 Opposite you will find a letter Tenant Rent Info which you can download and use to inform a new tenant that moves in to the property you were previously renting of the amount of rent you were paying when you left.

 

Exemptions

The Rent Pressure Zones will not apply where the property has not been let in the previous two years or where there has been a substantial change in the nature of the accommodation occurs.

Renting Outside of  a Rent Pressure Zone

Your landlord cannot charge more than 'market rent' when seeking a rent review and it must be at least 24 months from the date of your last review-this is the notification that you received of a rent review and not the date you started paying the new rent.

Following the expiry of the 24 month period your landlord/agent must give at least 90 days written notice of the amount of the new rent and date it is to take effect from. The notice must be in writing, email, text or verbal notice are not valid and it cannot be given before the expiry of the 24 month period.

To determine 'market rent' you can check a number of sources including the Residential Tenancies Board (RTB) Rent Index www.rtb.ie, property websites, property agents, to let ads in newspapers etc. Threshold advises that you try to negotiate with your landlord around the increase and you can download the top tips for doing this opposite.  

You must be given at least three comparable rents of similar properties in your area which have been advertised in the previous four weeks to your review.

The written review must also advise you that if you wish to dispute the review you can refer a case to the RTB. You now have to do this  within 90 days of reciept of the notice or before the date when the review is to take effect, whichever is later.

If you wish to challenge a valid notice of rent review you should continue paying the current rent until the RTB issue a Determination Order.

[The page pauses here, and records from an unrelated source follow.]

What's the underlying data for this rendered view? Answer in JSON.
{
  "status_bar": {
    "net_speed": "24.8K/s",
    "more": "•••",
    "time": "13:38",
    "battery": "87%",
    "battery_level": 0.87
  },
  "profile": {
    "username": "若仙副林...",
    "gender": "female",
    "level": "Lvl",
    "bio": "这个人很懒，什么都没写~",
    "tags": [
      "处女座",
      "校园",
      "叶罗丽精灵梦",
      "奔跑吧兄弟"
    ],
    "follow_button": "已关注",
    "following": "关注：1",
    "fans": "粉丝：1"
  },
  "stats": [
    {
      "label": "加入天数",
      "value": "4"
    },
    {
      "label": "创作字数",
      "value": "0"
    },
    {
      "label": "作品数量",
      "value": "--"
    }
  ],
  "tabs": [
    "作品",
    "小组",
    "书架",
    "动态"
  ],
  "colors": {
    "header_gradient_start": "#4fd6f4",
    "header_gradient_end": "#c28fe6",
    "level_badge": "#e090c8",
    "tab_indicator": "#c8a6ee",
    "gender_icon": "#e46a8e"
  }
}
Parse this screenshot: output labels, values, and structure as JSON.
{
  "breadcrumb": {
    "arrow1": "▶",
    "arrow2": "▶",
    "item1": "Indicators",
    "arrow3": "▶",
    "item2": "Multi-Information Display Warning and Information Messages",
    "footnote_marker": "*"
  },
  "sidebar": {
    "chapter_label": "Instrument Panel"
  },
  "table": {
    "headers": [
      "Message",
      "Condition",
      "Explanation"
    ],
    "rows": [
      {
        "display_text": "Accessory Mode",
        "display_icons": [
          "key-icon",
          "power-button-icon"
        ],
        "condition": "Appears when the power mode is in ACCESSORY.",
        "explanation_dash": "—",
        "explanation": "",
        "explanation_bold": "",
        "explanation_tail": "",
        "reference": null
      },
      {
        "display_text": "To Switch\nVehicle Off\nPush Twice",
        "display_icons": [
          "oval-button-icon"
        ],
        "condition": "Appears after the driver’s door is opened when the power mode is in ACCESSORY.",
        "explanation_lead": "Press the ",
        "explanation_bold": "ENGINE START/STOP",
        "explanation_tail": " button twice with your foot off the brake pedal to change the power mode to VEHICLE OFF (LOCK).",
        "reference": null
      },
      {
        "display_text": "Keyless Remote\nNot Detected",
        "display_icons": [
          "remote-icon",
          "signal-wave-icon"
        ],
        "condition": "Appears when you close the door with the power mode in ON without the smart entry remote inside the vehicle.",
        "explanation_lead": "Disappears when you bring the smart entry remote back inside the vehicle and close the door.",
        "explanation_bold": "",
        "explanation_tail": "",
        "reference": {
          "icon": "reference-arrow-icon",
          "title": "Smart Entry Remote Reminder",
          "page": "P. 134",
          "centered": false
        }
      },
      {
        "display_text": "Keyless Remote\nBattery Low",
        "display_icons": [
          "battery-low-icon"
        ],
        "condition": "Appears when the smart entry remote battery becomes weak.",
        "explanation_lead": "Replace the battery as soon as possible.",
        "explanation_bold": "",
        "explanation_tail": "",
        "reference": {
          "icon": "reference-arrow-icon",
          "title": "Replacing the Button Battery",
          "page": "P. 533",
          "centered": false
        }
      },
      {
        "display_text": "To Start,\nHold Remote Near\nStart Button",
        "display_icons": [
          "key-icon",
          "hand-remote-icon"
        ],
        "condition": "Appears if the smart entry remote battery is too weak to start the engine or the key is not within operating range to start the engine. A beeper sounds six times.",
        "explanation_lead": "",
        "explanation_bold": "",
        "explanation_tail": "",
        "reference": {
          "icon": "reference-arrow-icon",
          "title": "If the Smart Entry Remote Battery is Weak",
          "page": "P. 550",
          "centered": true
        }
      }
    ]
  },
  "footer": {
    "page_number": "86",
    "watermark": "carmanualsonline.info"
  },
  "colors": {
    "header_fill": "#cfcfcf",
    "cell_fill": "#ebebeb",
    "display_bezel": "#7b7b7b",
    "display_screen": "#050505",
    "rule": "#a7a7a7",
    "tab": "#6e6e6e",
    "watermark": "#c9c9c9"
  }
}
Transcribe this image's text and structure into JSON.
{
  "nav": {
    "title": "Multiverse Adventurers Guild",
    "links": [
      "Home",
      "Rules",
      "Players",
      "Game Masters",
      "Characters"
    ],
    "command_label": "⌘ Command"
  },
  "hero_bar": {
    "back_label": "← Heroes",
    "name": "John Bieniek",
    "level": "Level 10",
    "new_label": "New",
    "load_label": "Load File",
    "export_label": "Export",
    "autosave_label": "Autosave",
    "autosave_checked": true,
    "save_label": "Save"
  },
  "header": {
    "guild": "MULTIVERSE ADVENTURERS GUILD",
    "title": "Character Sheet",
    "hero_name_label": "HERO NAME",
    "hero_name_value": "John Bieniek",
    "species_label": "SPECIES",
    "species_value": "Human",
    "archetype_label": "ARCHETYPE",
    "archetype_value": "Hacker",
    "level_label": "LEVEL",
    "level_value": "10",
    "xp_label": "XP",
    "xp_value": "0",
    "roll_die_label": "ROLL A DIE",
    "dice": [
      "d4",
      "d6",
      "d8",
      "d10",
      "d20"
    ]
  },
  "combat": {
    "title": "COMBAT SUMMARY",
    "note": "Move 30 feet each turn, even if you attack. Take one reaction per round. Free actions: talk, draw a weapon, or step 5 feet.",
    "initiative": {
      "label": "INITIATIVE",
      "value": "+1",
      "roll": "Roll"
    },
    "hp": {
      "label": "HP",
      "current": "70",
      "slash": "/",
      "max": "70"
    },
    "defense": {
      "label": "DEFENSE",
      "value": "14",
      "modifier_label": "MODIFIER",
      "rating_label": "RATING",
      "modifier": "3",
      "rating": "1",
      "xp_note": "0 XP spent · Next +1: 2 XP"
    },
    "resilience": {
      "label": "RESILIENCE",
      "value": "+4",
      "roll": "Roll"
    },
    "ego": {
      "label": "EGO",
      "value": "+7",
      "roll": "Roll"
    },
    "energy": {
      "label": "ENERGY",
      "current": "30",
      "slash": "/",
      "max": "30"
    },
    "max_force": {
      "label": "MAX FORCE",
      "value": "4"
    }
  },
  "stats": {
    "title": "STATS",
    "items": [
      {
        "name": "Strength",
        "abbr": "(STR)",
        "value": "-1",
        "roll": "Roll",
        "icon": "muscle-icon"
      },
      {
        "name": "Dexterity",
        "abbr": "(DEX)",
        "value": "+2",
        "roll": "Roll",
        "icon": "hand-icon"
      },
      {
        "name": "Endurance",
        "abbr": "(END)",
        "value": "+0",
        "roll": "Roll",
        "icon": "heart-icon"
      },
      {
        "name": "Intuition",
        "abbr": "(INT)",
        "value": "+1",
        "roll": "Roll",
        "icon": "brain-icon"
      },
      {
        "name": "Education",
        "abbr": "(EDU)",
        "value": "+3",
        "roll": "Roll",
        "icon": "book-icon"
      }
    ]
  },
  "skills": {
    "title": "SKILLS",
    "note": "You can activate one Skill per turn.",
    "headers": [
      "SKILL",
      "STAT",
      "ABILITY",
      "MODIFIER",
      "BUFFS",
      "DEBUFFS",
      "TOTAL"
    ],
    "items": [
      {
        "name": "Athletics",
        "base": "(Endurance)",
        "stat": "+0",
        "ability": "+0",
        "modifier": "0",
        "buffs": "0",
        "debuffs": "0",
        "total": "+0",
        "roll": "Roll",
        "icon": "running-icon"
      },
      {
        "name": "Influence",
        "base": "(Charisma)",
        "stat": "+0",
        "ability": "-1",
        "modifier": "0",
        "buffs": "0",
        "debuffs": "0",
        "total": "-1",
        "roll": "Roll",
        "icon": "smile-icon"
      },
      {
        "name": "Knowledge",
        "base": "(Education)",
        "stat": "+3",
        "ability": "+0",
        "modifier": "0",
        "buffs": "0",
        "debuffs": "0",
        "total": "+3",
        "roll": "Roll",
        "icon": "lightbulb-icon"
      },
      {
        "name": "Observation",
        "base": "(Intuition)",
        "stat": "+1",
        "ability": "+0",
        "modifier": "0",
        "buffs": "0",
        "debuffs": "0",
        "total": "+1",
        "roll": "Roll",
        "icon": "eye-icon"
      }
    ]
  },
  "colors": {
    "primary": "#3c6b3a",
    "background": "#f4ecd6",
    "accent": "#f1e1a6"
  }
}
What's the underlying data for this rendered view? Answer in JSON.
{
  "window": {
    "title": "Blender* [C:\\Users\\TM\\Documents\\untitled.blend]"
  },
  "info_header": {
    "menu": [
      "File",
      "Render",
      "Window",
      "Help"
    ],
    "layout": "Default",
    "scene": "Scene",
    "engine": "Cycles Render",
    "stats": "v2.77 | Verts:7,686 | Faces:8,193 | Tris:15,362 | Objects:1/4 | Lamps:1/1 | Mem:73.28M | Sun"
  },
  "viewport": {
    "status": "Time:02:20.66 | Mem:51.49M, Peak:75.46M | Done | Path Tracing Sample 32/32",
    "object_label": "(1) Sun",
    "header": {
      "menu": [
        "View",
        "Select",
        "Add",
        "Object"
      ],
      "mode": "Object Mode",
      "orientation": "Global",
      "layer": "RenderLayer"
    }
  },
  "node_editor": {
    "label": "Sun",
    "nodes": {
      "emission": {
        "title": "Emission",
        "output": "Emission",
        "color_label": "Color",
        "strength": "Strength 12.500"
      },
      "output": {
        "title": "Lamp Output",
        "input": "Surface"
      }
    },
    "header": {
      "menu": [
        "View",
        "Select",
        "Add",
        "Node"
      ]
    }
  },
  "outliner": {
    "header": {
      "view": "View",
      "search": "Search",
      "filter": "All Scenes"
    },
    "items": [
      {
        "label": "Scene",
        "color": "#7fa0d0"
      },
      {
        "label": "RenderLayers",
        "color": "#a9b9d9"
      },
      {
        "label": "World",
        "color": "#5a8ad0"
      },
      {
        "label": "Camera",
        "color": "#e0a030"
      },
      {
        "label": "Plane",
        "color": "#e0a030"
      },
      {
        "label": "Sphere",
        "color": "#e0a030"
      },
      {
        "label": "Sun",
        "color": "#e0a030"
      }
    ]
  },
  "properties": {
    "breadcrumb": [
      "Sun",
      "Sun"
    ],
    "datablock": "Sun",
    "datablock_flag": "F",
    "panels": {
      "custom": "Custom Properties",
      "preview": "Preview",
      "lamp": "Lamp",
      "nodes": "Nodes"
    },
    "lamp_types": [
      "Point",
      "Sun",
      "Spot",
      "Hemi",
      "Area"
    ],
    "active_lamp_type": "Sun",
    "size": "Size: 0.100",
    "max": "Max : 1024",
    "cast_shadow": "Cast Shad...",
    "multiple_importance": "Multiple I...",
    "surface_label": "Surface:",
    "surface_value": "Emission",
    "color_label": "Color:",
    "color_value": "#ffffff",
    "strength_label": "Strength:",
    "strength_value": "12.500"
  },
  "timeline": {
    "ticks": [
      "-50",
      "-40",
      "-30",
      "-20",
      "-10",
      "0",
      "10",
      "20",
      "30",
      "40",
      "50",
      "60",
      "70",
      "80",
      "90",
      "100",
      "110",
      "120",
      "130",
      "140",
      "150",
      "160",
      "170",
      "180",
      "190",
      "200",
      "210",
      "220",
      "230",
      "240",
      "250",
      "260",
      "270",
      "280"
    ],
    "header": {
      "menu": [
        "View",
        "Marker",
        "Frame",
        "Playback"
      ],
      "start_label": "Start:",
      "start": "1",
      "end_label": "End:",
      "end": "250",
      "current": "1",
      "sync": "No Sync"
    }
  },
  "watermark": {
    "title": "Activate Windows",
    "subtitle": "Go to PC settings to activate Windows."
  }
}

It is important to note that the RTB may accept the proposed review and the increase may be backdated.

If you decide not to challenge the increase and give notice to leave it is important to note that you will be liable to pay the new rent from its commencement date and if you fail to do so the landlord may seek to make deductions from, or retain your deposit to cover the lost rent.

If you are in receipt of rent supplement and facing a rent increase, the Tenancy Protection Service may be able to help you apply for an enhanced payment click here for more information.

 

 

What to do

  • Check the notice to see if it is valid comparing to the template which you can download opposite.
  • Check the Residential Tenancies Board (RTB) rent index to see the market rent for your property by comparing rents being charged for similar properties in the area.
  • If you think that the proposed rent is above market rent try to negotiate with your landlord/agent 
  • Go to the RTB Rent Calculator to see how much your rent can increase by in a Rent Pressure Zone.
  • If your landlord refuses or an agreement cannot be reached  you can refer the matter to the RTB up to 90 days from receipt of the rent review notice.  
  • If your tenancy is at risk and you face homelessness as a result of a proposed rent review contact your nearest Threshold advice centre immediately

 

Further Information

To speak to an advisor call our FreePhone:

1800 454 454

Click here to email your query, or view advice centre locations →